There are numerous possibilities for regular engagement with the parish. There are numerous volunteer opportunities, faith formation opportunities, and community service opportunities. Our parish engages in these activities not because they are pragmatic necessities for maintaining the buildings or the budget, but because they are essential needs in the life of every believer.
If I asked you, at this moment, to imagine a large, delicious Sunday morning breakfast, you would not find the thought of that breakfast nearly as satisfying as actually eating the breakfast. The mere thought of food doesn’t satisfy hunger.
In a similar manner, thinking about Jesus’ teachings doesn’t satisfy the spirit. The occasional thought of God is insufficient to feed us. Sufficient nourishment for our souls requires on-going, direct participation in public prayer (the Eucharist), private prayer with the Scriptures, following Catholic morality, and participating actively in the life of the parish.
If you find that your experience of Sunday Mass is not entirely satisfying, or if you find that there is a deep, nagging hunger in your life, or if your consumption of large quantities of material goods leaves you feeling empty, then your problem is obvious: your spirit is starving for sufficient, healthy nourishment.

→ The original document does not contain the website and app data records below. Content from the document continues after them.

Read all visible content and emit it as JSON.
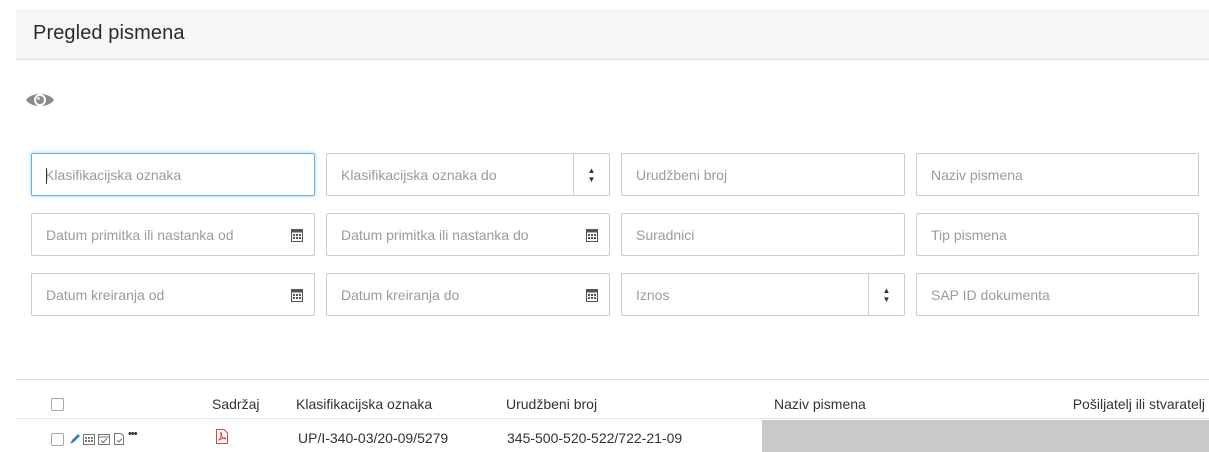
{
  "page": {
    "title": "Pregled pismena"
  },
  "toolbar": {
    "view_icon": "eye-icon"
  },
  "filters": {
    "klasifikacijska_oznaka": "Klasifikacijska oznaka",
    "klasifikacijska_oznaka_do": "Klasifikacijska oznaka do",
    "urudzbeni_broj": "Urudžbeni broj",
    "naziv_pismena": "Naziv pismena",
    "datum_primitka_od": "Datum primitka ili nastanka od",
    "datum_primitka_do": "Datum primitka ili nastanka do",
    "suradnici": "Suradnici",
    "tip_pismena": "Tip pismena",
    "datum_kreiranja_od": "Datum kreiranja od",
    "datum_kreiranja_do": "Datum kreiranja do",
    "iznos": "Iznos",
    "sap_id": "SAP ID dokumenta"
  },
  "table": {
    "columns": {
      "sadrzaj": "Sadržaj",
      "klasifikacijska_oznaka": "Klasifikacijska oznaka",
      "urudzbeni_broj": "Urudžbeni broj",
      "naziv_pismena": "Naziv pismena",
      "posiljatelj": "Pošiljatelj ili stvaratelj"
    },
    "rows": [
      {
        "klasifikacijska_oznaka": "UP/I-340-03/20-09/5279",
        "urudzbeni_broj": "345-500-520-522/722-21-09",
        "naziv_pismena": "",
        "attachment_icon": "pdf-icon",
        "more_label": "•••"
      }
    ]
  },
  "colors": {
    "focus": "#66afe9",
    "pdf": "#e0403a",
    "pencil": "#2f7fd0",
    "row_highlight": "#c9c9c9"
  }
}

When Jesus said to the crowds, “my flesh is true food, and my blood is true drink,” they assumed that he was talking nonsense. He was, in fact, pointing out the completely nonsensical nature of trying to foster a spiritual life by denying oneself adequate spiritual nourishment. The spiritual food that fully satisfies our souls consists in receiving the presence of Jesus in the Scriptures, the Sacraments, and the daily life of the parish.